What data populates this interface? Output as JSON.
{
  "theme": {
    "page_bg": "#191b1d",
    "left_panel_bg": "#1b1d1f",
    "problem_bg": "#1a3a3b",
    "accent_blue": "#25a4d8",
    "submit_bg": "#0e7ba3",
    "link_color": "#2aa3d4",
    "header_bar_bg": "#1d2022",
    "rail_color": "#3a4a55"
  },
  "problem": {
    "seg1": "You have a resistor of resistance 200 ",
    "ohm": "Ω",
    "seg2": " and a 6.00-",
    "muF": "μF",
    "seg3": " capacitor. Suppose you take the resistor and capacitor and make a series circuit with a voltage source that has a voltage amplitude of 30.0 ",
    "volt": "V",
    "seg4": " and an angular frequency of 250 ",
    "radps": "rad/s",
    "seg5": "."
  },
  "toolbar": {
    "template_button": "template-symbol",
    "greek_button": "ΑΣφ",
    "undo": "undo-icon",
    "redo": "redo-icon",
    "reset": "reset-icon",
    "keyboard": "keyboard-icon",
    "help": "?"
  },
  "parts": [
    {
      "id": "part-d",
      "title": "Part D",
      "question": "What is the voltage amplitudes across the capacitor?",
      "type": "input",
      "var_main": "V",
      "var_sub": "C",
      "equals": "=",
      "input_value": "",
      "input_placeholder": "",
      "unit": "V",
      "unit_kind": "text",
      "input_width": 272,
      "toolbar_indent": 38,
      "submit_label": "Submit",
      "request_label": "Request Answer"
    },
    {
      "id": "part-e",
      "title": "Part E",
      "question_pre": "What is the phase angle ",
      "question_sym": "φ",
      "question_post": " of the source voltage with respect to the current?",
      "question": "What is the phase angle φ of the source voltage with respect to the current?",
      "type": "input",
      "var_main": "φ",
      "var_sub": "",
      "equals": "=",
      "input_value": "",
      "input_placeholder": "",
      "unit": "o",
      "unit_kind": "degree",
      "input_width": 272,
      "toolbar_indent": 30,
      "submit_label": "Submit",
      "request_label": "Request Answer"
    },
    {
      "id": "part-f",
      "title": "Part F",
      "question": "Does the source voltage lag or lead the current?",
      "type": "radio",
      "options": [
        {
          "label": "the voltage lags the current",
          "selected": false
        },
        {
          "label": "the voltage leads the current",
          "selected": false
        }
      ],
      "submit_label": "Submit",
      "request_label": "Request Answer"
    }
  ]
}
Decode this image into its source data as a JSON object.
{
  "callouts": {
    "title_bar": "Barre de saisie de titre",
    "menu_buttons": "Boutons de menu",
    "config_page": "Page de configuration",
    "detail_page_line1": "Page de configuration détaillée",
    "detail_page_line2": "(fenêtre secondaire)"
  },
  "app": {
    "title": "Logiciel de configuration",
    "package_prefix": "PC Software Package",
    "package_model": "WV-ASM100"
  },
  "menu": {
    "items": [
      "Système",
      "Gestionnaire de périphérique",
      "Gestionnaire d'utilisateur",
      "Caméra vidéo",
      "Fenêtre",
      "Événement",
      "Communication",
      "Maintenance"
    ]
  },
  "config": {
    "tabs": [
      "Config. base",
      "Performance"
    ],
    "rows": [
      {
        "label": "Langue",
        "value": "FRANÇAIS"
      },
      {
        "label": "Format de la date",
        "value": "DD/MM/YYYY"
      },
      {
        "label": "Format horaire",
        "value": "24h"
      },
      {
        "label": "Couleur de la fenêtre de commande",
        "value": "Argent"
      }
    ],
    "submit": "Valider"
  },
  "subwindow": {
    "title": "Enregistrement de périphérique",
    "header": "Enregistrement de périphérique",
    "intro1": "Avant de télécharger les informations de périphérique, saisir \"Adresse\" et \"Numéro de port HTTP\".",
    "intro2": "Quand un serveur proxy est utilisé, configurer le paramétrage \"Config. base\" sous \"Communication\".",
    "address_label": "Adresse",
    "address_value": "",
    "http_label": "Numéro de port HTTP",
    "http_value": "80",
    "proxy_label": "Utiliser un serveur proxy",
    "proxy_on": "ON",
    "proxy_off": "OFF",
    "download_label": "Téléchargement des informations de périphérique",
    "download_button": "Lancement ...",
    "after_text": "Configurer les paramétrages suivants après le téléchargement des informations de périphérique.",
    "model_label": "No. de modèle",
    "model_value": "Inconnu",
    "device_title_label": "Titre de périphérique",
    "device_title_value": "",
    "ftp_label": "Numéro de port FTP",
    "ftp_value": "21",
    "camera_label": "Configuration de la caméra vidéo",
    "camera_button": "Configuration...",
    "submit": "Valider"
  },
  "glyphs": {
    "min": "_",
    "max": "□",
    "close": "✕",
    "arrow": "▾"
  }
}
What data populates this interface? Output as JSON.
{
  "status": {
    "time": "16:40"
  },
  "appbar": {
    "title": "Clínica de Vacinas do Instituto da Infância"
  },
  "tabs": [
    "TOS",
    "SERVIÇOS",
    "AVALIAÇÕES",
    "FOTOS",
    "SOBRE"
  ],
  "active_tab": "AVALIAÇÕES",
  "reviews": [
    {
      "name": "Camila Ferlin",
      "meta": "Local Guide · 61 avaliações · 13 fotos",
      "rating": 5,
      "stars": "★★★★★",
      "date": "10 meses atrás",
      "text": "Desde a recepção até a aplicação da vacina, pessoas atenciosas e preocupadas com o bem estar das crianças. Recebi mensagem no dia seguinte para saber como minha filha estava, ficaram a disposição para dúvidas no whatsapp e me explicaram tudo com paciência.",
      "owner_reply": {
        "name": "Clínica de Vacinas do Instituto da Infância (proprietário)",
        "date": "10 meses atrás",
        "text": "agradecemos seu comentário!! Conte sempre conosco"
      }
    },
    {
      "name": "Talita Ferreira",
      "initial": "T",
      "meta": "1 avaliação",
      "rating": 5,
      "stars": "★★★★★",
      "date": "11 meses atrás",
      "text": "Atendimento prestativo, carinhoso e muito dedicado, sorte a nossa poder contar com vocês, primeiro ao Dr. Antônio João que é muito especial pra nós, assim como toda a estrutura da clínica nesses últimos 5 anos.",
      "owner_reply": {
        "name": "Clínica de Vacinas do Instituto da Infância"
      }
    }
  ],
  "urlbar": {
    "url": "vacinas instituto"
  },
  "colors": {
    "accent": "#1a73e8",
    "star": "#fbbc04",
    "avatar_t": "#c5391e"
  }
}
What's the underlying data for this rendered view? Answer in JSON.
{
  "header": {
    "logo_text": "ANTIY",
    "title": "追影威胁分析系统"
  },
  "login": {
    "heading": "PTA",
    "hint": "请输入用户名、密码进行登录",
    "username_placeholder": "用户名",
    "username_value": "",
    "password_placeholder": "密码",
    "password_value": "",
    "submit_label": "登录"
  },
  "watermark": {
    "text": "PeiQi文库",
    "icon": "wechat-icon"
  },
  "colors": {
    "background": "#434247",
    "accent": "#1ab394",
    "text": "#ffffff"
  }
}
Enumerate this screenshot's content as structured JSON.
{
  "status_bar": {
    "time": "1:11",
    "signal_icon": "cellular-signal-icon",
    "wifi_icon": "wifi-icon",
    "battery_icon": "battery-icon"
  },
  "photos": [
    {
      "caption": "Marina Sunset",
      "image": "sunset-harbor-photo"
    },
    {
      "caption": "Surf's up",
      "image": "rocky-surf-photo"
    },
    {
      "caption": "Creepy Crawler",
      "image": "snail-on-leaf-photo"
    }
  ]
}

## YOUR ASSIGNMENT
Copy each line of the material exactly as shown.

## COMPLETED EXERCISE
What data populates this interface? Output as JSON.
{
  "theme": {
    "page_bg": "#191b1d",
    "left_panel_bg": "#1b1d1f",
    "problem_bg": "#1a3a3b",
    "accent_blue": "#25a4d8",
    "submit_bg": "#0e7ba3",
    "link_color": "#2aa3d4",
    "header_bar_bg": "#1d2022",
    "rail_color": "#3a4a55"
  },
  "problem": {
    "seg1": "You have a resistor of resistance 200 ",
    "ohm": "Ω",
    "seg2": " and a 6.00-",
    "muF": "μF",
    "seg3": " capacitor. Suppose you take the resistor and capacitor and make a series circuit with a voltage source that has a voltage amplitude of 30.0 ",
    "volt": "V",
    "seg4": " and an angular frequency of 250 ",
    "radps": "rad/s",
    "seg5": "."
  },
  "toolbar": {
    "template_button": "template-symbol",
    "greek_button": "ΑΣφ",
    "undo": "undo-icon",
    "redo": "redo-icon",
    "reset": "reset-icon",
    "keyboard": "keyboard-icon",
    "help": "?"
  },
  "parts": [
    {
      "id": "part-d",
      "title": "Part D",
      "question": "What is the voltage amplitudes across the capacitor?",
      "type": "input",
      "var_main": "V",
      "var_sub": "C",
      "equals": "=",
      "input_value": "",
      "input_placeholder": "",
      "unit": "V",
      "unit_kind": "text",
      "input_width": 272,
      "toolbar_indent": 38,
      "submit_label": "Submit",
      "request_label": "Request Answer"
    },
    {
      "id": "part-e",
      "title": "Part E",
      "question_pre": "What is the phase angle ",
      "question_sym": "φ",
      "question_post": " of the source voltage with respect to the current?",
      "question": "What is the phase angle φ of the source voltage with respect to the current?",
      "type": "input",
      "var_main": "φ",
      "var_sub": "",
      "equals": "=",
      "input_value": "",
      "input_placeholder": "",
      "unit": "o",
      "unit_kind": "degree",
      "input_width": 272,
      "toolbar_indent": 30,
      "submit_label": "Submit",
      "request_label": "Request Answer"
    },
    {
      "id": "part-f",
      "title": "Part F",
      "question": "Does the source voltage lag or lead the current?",
      "type": "radio",
      "options": [
        {
          "label": "the voltage lags the current",
          "selected": false
        },
        {
          "label": "the voltage leads the current",
          "selected": false
        }
      ],
      "submit_label": "Submit",
      "request_label": "Request Answer"
    }
  ]
}
Decode this image into its source data as a JSON object.
{
  "callouts": {
    "title_bar": "Barre de saisie de titre",
    "menu_buttons": "Boutons de menu",
    "config_page": "Page de configuration",
    "detail_page_line1": "Page de configuration détaillée",
    "detail_page_line2": "(fenêtre secondaire)"
  },
  "app": {
    "title": "Logiciel de configuration",
    "package_prefix": "PC Software Package",
    "package_model": "WV-ASM100"
  },
  "menu": {
    "items": [
      "Système",
      "Gestionnaire de périphérique",
      "Gestionnaire d'utilisateur",
      "Caméra vidéo",
      "Fenêtre",
      "Événement",
      "Communication",
      "Maintenance"
    ]
  },
  "config": {
    "tabs": [
      "Config. base",
      "Performance"
    ],
    "rows": [
      {
        "label": "Langue",
        "value": "FRANÇAIS"
      },
      {
        "label": "Format de la date",
        "value": "DD/MM/YYYY"
      },
      {
        "label": "Format horaire",
        "value": "24h"
      },
      {
        "label": "Couleur de la fenêtre de commande",
        "value": "Argent"
      }
    ],
    "submit": "Valider"
  },
  "subwindow": {
    "title": "Enregistrement de périphérique",
    "header": "Enregistrement de périphérique",
    "intro1": "Avant de télécharger les informations de périphérique, saisir \"Adresse\" et \"Numéro de port HTTP\".",
    "intro2": "Quand un serveur proxy est utilisé, configurer le paramétrage \"Config. base\" sous \"Communication\".",
    "address_label": "Adresse",
    "address_value": "",
    "http_label": "Numéro de port HTTP",
    "http_value": "80",
    "proxy_label": "Utiliser un serveur proxy",
    "proxy_on": "ON",
    "proxy_off": "OFF",
    "download_label": "Téléchargement des informations de périphérique",
    "download_button": "Lancement ...",
    "after_text": "Configurer les paramétrages suivants après le téléchargement des informations de périphérique.",
    "model_label": "No. de modèle",
    "model_value": "Inconnu",
    "device_title_label": "Titre de périphérique",
    "device_title_value": "",
    "ftp_label": "Numéro de port FTP",
    "ftp_value": "21",
    "camera_label": "Configuration de la caméra vidéo",
    "camera_button": "Configuration...",
    "submit": "Valider"
  },
  "glyphs": {
    "min": "_",
    "max": "□",
    "close": "✕",
    "arrow": "▾"
  }
}
What data populates this interface? Output as JSON.
{
  "status": {
    "time": "16:40"
  },
  "appbar": {
    "title": "Clínica de Vacinas do Instituto da Infância"
  },
  "tabs": [
    "TOS",
    "SERVIÇOS",
    "AVALIAÇÕES",
    "FOTOS",
    "SOBRE"
  ],
  "active_tab": "AVALIAÇÕES",
  "reviews": [
    {
      "name": "Camila Ferlin",
      "meta": "Local Guide · 61 avaliações · 13 fotos",
      "rating": 5,
      "stars": "★★★★★",
      "date": "10 meses atrás",
      "text": "Desde a recepção até a aplicação da vacina, pessoas atenciosas e preocupadas com o bem estar das crianças. Recebi mensagem no dia seguinte para saber como minha filha estava, ficaram a disposição para dúvidas no whatsapp e me explicaram tudo com paciência.",
      "owner_reply": {
        "name": "Clínica de Vacinas do Instituto da Infância (proprietário)",
        "date": "10 meses atrás",
        "text": "agradecemos seu comentário!! Conte sempre conosco"
      }
    },
    {
      "name": "Talita Ferreira",
      "initial": "T",
      "meta": "1 avaliação",
      "rating": 5,
      "stars": "★★★★★",
      "date": "11 meses atrás",
      "text": "Atendimento prestativo, carinhoso e muito dedicado, sorte a nossa poder contar com vocês, primeiro ao Dr. Antônio João que é muito especial pra nós, assim como toda a estrutura da clínica nesses últimos 5 anos.",
      "owner_reply": {
        "name": "Clínica de Vacinas do Instituto da Infância"
      }
    }
  ],
  "urlbar": {
    "url": "vacinas instituto"
  },
  "colors": {
    "accent": "#1a73e8",
    "star": "#fbbc04",
    "avatar_t": "#c5391e"
  }
}
What's the underlying data for this rendered view? Answer in JSON.
{
  "header": {
    "logo_text": "ANTIY",
    "title": "追影威胁分析系统"
  },
  "login": {
    "heading": "PTA",
    "hint": "请输入用户名、密码进行登录",
    "username_placeholder": "用户名",
    "username_value": "",
    "password_placeholder": "密码",
    "password_value": "",
    "submit_label": "登录"
  },
  "watermark": {
    "text": "PeiQi文库",
    "icon": "wechat-icon"
  },
  "colors": {
    "background": "#434247",
    "accent": "#1ab394",
    "text": "#ffffff"
  }
}
Enumerate this screenshot's content as structured JSON.
{
  "status_bar": {
    "time": "1:11",
    "signal_icon": "cellular-signal-icon",
    "wifi_icon": "wifi-icon",
    "battery_icon": "battery-icon"
  },
  "photos": [
    {
      "caption": "Marina Sunset",
      "image": "sunset-harbor-photo"
    },
    {
      "caption": "Surf's up",
      "image": "rocky-surf-photo"
    },
    {
      "caption": "Creepy Crawler",
      "image": "snail-on-leaf-photo"
    }
  ]
}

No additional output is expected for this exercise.